"If Apple is allowed to talk about its brand incessantly, we're going to have a whole trial about how Apple is great," Samsung lawyer Victoria Maroulis said. "That's not related at all to what we have to establish here."
Koh denied Samsung's motion, but McElhinny could not rest. "I don't want to argue, but," McElhinny said while racing to the podium.
"It was granted in your favor," Maroulis said dryly.
Damages experts will be the trial's star witnesses. Apple's new expert, Davis, has been qualified to testify in more than 50 cases, according to court papers. But when she takes the stand next week, she will be limited to what her predecessor, Musika, concluded ahead of the first trial. For example, Koh ruled Thursday that Davis cannot weigh in on whether Samsung copied Apple because Musika did not feel qualified to give such an opinion at the first trial. Koh allowed Davis to reference what other experts say at trial about the matter, but she barred her from using of the word "copying" or any of its synonyms.
Marino said the limitations placed on Davis could present an opening for Samsung to question her credibility.
"She didn't do the analysis herself, and she probably would have done it differently," he said. "If I were on the defense, I would try to exploit that in cross."
Meanwhile, Koh has permitted Samsung's damages expert, Michael Wagner, to make use of one fact that the first jury did not have the benefit of: the verdict. Koh ruled Thursday that Wagner may point to the Samsung products that the original jury found did not infringe Apple's patents to try to prove that Samsung had acceptable non-infringing alternatives on the market.
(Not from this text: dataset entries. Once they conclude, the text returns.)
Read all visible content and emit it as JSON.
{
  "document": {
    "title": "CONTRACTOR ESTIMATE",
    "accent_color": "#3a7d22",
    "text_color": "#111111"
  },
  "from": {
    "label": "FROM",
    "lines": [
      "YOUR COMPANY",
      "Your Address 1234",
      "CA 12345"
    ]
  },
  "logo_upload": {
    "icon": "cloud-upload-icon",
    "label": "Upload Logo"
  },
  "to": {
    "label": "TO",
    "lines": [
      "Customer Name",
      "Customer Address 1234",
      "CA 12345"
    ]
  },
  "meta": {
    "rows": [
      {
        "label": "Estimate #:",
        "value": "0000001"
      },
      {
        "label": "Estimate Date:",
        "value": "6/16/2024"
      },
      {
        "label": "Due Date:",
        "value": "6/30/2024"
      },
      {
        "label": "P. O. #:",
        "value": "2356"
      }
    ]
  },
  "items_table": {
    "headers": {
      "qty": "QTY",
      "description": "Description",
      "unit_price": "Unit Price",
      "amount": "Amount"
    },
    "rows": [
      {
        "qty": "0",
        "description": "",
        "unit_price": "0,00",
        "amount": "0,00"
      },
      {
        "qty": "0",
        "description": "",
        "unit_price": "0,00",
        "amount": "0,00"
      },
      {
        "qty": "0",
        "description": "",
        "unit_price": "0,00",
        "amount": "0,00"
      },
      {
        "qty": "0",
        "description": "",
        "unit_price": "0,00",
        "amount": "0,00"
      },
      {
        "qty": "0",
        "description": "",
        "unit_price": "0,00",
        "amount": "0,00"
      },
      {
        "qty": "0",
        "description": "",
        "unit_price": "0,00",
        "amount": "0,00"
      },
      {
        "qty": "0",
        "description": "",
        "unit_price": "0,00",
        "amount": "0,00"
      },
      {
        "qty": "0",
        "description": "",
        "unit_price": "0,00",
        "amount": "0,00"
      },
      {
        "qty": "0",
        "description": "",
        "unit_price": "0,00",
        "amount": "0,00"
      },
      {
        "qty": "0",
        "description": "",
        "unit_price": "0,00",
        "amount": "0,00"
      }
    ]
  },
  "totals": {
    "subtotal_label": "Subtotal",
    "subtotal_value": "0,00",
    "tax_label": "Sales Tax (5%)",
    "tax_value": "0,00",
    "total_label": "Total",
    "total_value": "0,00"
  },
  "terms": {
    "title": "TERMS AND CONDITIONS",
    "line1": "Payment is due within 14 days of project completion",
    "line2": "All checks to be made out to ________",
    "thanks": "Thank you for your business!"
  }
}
The damages retrial will be something of a rerun for IP litigators in the Valley. But they are riveted nonetheless.
There is little precedent for damages retrials in IP litigation, Marino said. The Eastern District of Texas has seen a few, he noted, but they commenced shortly after the jury reached its original verdict.
Few patent battles are worth enough to merit the expense of one trial, let alone two, Love noted. Ahead of Apple and Samsung's first match in San Jose, some predicted that a decisive verdict might bring an end to their worldwide patent battle. Few expect that to happen this time around, Love said.
"Given all the things that have happened already that haven't brought the parties to the negotiating table, it doesn't seem like this trial will do it," he said.
But that didn't stop Koh from pleading for peace one last time. As the pretrial conference came to a close, she trailed off while detailing her plans for voir dire.
"Are you sure you want to do this?" she asked McElhinny.
"This is the second trial of the century," he replied.